Exams will be comprehensive, i.e., anything in the whole course up to that point in time is fair game. My previous students comment on two aspects of my exams: I am a hard grader and I am a fair grader. You can expect long exams that test your knowledge, but they will be exams without tricks. My goal is to have you tell me what you know and understand. You will have to work very quickly.

Lecture Midterm Tues March 11
Lecture Final Tues May 20 at 12:45-2:45
Lab Midterm Thur March 20 in class
Lab Final Thur May 15 in class

The number of points/questions on a particular exam is irrelevant to the exam's worth -- it is merely a tool for grading. What matters are the following percentages.

Your lecture grade will be calculated according to the following scheme:

Midterm I 35
Final Exam 45
Term Paper 20

Your lab grade will be calculated according to the following scheme:
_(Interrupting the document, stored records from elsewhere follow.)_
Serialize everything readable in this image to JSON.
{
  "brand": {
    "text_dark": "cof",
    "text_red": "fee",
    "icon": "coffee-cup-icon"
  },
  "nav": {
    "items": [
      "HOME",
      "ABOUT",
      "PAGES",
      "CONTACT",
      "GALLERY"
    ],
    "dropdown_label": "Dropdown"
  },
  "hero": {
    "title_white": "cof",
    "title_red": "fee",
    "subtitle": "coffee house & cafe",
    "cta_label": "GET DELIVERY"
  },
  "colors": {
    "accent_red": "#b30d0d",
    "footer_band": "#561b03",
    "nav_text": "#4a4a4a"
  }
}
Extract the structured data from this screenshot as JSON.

Midterm 20
Final 20
Labs (including "Jars") 60

NOTE: You must retain in some orderly fashion all assignments and graded materials until after the end of the semester (i.e., June). You may be asked to produce these at the end of the semester. Failure to produce an assignment will result in a grade of 0 for that assignment. 
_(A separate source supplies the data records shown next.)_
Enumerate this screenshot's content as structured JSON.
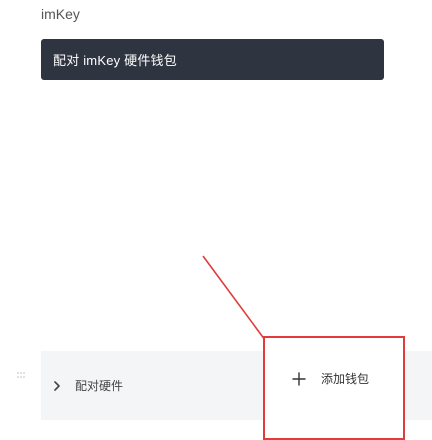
{
  "header": {
    "title": "imKey"
  },
  "actions": {
    "primary_label": "配对 imKey 硬件钱包"
  },
  "row": {
    "label": "配对硬件"
  },
  "addon": {
    "label": "添加钱包"
  },
  "icons": {
    "chevron": "chevron-right-icon",
    "plus": "plus-icon",
    "dots": "drag-dots-icon"
  },
  "colors": {
    "primary_button": "#2f3540",
    "highlight": "#e23b3b",
    "strip": "#f4f5f7"
  }
}
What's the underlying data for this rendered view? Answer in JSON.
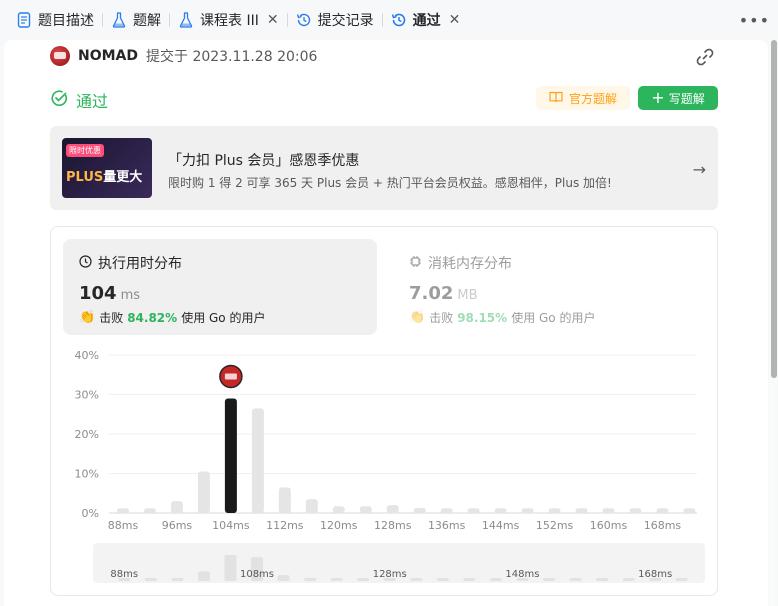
{
  "tabs": [
    {
      "label": "题目描述",
      "icon": "document-icon",
      "closable": false
    },
    {
      "label": "题解",
      "icon": "flask-icon",
      "closable": false
    },
    {
      "label": "课程表 III",
      "icon": "flask-icon",
      "closable": true
    },
    {
      "label": "提交记录",
      "icon": "history-icon",
      "closable": false
    },
    {
      "label": "通过",
      "icon": "history-icon",
      "closable": true,
      "active": true
    }
  ],
  "submission": {
    "author": "NOMAD",
    "submitted_at": "提交于 2023.11.28 20:06",
    "status": "通过",
    "official_solution_label": "官方题解",
    "write_solution_label": "写题解"
  },
  "promo": {
    "badge": "限时优惠",
    "image_text_plus": "PLUS",
    "image_text": "量更大",
    "title": "「力扣 Plus 会员」感恩季优惠",
    "subtitle": "限时购 1 得 2 可享 365 天 Plus 会员 + 热门平台会员权益。感恩相伴，Plus 加倍!"
  },
  "runtime": {
    "label": "执行用时分布",
    "value": "104",
    "unit": "ms",
    "beat_prefix": "击败",
    "beat_pct": "84.82%",
    "beat_suffix": "使用 Go 的用户"
  },
  "memory": {
    "label": "消耗内存分布",
    "value": "7.02",
    "unit": "MB",
    "beat_prefix": "击败",
    "beat_pct": "98.15%",
    "beat_suffix": "使用 Go 的用户"
  },
  "colors": {
    "accent_green": "#2db55d",
    "accent_orange": "#ffa116",
    "bar_highlight": "#1a1a1a",
    "bar_default": "#e5e5e5"
  },
  "chart_data": {
    "type": "bar",
    "x_tick_labels": [
      "88ms",
      "96ms",
      "104ms",
      "112ms",
      "120ms",
      "128ms",
      "136ms",
      "144ms",
      "152ms",
      "160ms",
      "168ms"
    ],
    "y_tick_labels": [
      "40%",
      "30%",
      "20%",
      "10%",
      "0%"
    ],
    "ylim": [
      0,
      40
    ],
    "x": [
      88,
      92,
      96,
      100,
      104,
      108,
      112,
      116,
      120,
      124,
      128,
      132,
      136,
      140,
      144,
      148,
      152,
      156,
      160,
      164,
      168,
      172
    ],
    "values": [
      1.2,
      1.2,
      3.0,
      10.5,
      29,
      26.5,
      6.5,
      3.5,
      1.7,
      1.7,
      2.0,
      1.3,
      1.2,
      1.2,
      1.2,
      1.2,
      1.2,
      1.2,
      1.2,
      1.2,
      1.2,
      1.2
    ],
    "highlight_x": 104,
    "brush_tick_labels": [
      "88ms",
      "108ms",
      "128ms",
      "148ms",
      "168ms"
    ],
    "grid": true
  }
}
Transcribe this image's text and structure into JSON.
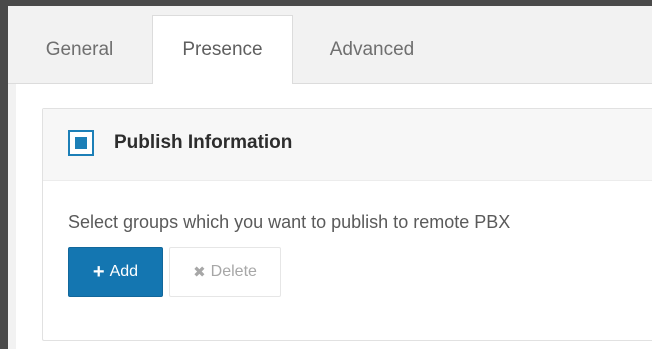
{
  "tabs": [
    {
      "label": "General"
    },
    {
      "label": "Presence"
    },
    {
      "label": "Advanced"
    }
  ],
  "active_tab": "Presence",
  "panel": {
    "title": "Publish Information",
    "checkbox_checked": true,
    "description": "Select groups which you want to publish to remote PBX",
    "add_label": "Add",
    "add_icon": "plus-icon",
    "delete_label": "Delete",
    "delete_icon": "x-icon",
    "delete_disabled": true
  },
  "colors": {
    "accent": "#1476b1",
    "checkbox": "#1c7fb7"
  }
}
Your course grade will be a combination of your lecture and lab grades as follows:

 Lecture   2/3
 Lab   1/3

 Your letter grade will be calculated according to the following table:

A = 93 to 100% C+ = 77 to 79%
A- = 90 to 92% C = 73 to 76%
B+ = 87 to 89% C- = 70 to 72%
B = 84 to 86% D+ = 67 to 69%
B- = 80 to 83% D = 60 to 66%
F = 0 to 59%
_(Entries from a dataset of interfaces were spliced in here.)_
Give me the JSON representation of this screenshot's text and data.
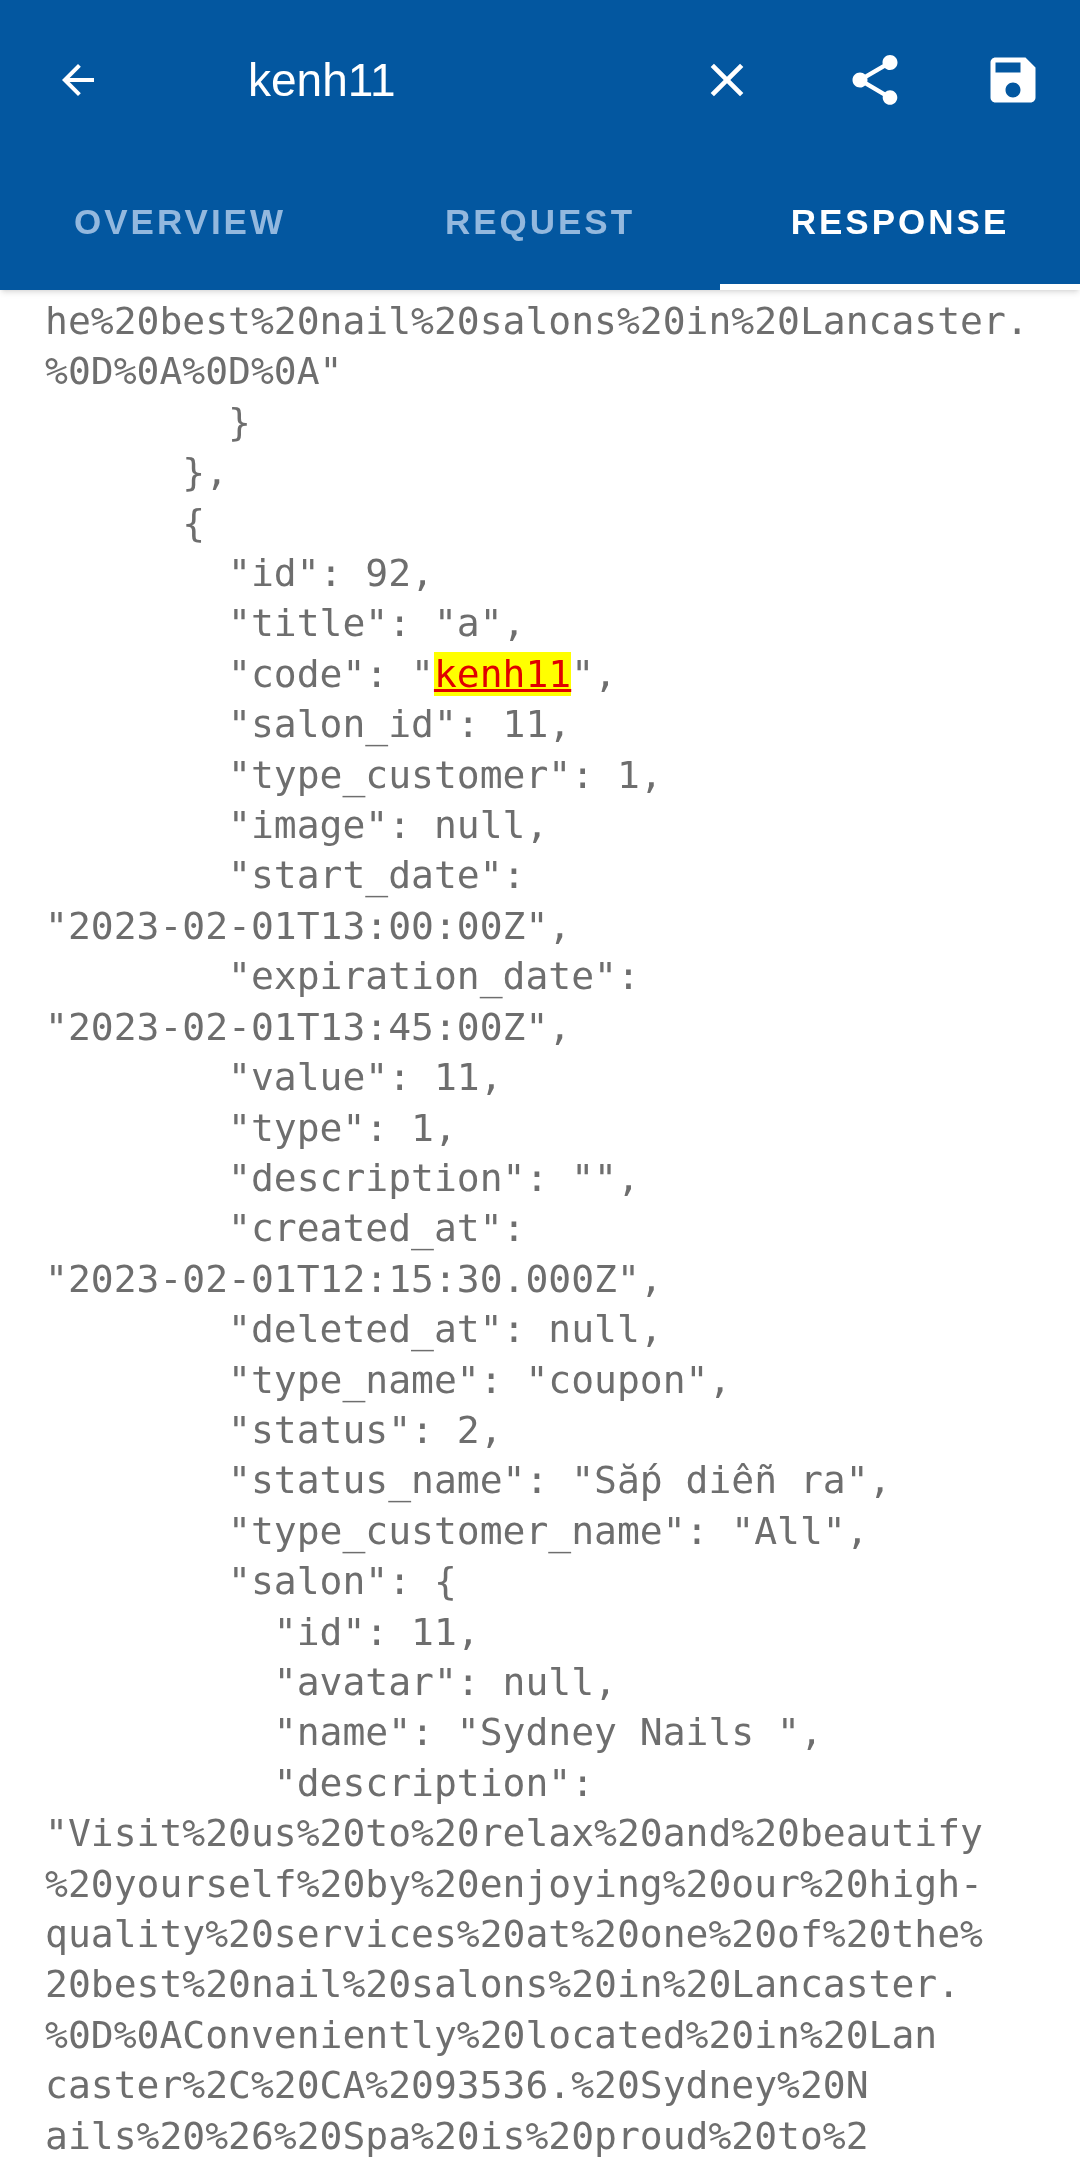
{
  "toolbar": {
    "title": "kenh11"
  },
  "tabs": [
    {
      "label": "OVERVIEW",
      "selected": false
    },
    {
      "label": "REQUEST",
      "selected": false
    },
    {
      "label": "RESPONSE",
      "selected": true
    }
  ],
  "lines": [
    {
      "text": "he%20best%20nail%20salons%20in%20Lancaster."
    },
    {
      "text": "%0D%0A%0D%0A\""
    },
    {
      "text": "        }"
    },
    {
      "text": "      },"
    },
    {
      "text": "      {"
    },
    {
      "text": "        \"id\": 92,"
    },
    {
      "text": "        \"title\": \"a\","
    },
    {
      "parts": [
        {
          "text": "        \"code\": \"",
          "highlighted": false
        },
        {
          "text": "kenh11",
          "highlighted": true
        },
        {
          "text": "\",",
          "highlighted": false
        }
      ]
    },
    {
      "text": "        \"salon_id\": 11,"
    },
    {
      "text": "        \"type_customer\": 1,"
    },
    {
      "text": "        \"image\": null,"
    },
    {
      "text": "        \"start_date\":"
    },
    {
      "text": "\"2023-02-01T13:00:00Z\","
    },
    {
      "text": "        \"expiration_date\":"
    },
    {
      "text": "\"2023-02-01T13:45:00Z\","
    },
    {
      "text": "        \"value\": 11,"
    },
    {
      "text": "        \"type\": 1,"
    },
    {
      "text": "        \"description\": \"\","
    },
    {
      "text": "        \"created_at\":"
    },
    {
      "text": "\"2023-02-01T12:15:30.000Z\","
    },
    {
      "text": "        \"deleted_at\": null,"
    },
    {
      "text": "        \"type_name\": \"coupon\","
    },
    {
      "text": "        \"status\": 2,"
    },
    {
      "text": "        \"status_name\": \"Sắp diễn ra\","
    },
    {
      "text": "        \"type_customer_name\": \"All\","
    },
    {
      "text": "        \"salon\": {"
    },
    {
      "text": "          \"id\": 11,"
    },
    {
      "text": "          \"avatar\": null,"
    },
    {
      "text": "          \"name\": \"Sydney Nails \","
    },
    {
      "text": "          \"description\":"
    },
    {
      "text": "\"Visit%20us%20to%20relax%20and%20beautify"
    },
    {
      "text": "%20yourself%20by%20enjoying%20our%20high-"
    },
    {
      "text": "quality%20services%20at%20one%20of%20the%"
    },
    {
      "text": "20best%20nail%20salons%20in%20Lancaster."
    },
    {
      "text": "%0D%0AConveniently%20located%20in%20Lan"
    },
    {
      "text": "caster%2C%20CA%2093536.%20Sydney%20N"
    },
    {
      "text": "ails%20%26%20Spa%20is%20proud%20to%2"
    }
  ]
}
I generally do not adjust or curve or scale grades; If you want an "A", work for it and make it happen! 

I do not hesitate to correct any errors I make in grading (e.g., incorrect addition or if I missed grading an answer), but keep in mind that I am looking for clear, succinct answers, not answers that sort-of-show-you-possibly-might-know-what-you-mean. If you feel that your answer deserves a better grade, please return it to me promptly.

Honor Code
Please don't cheat. Besides the fact that we will be forced to take strong measures if we catch you -- including recommending your dismissal from the class and from the university -- I will be profoundly disappointed in you.

Don't even think about doing any of the following:

  1. giving or receiving information from another student during an examination
  2. using unauthorized sources for answers during an exam such as writing answers on hats, clothing or limbs
  3. illegally obtaining the questions before an exam
  4. altering the answers on an already-graded exam
  5. any and all forms of plagiarism
  6. destruction and/or confiscation of school and/or personal property

I appreciate your feedback on this course. It is most useful to tell me things while the course is in progress, rather than waiting until the end of the course. If there is something that needs changing, LET ME KNOW and I will see what I can do about it. This course is a collaboration between you and me. I really enjoy teaching this class and I want you to have a great time as well.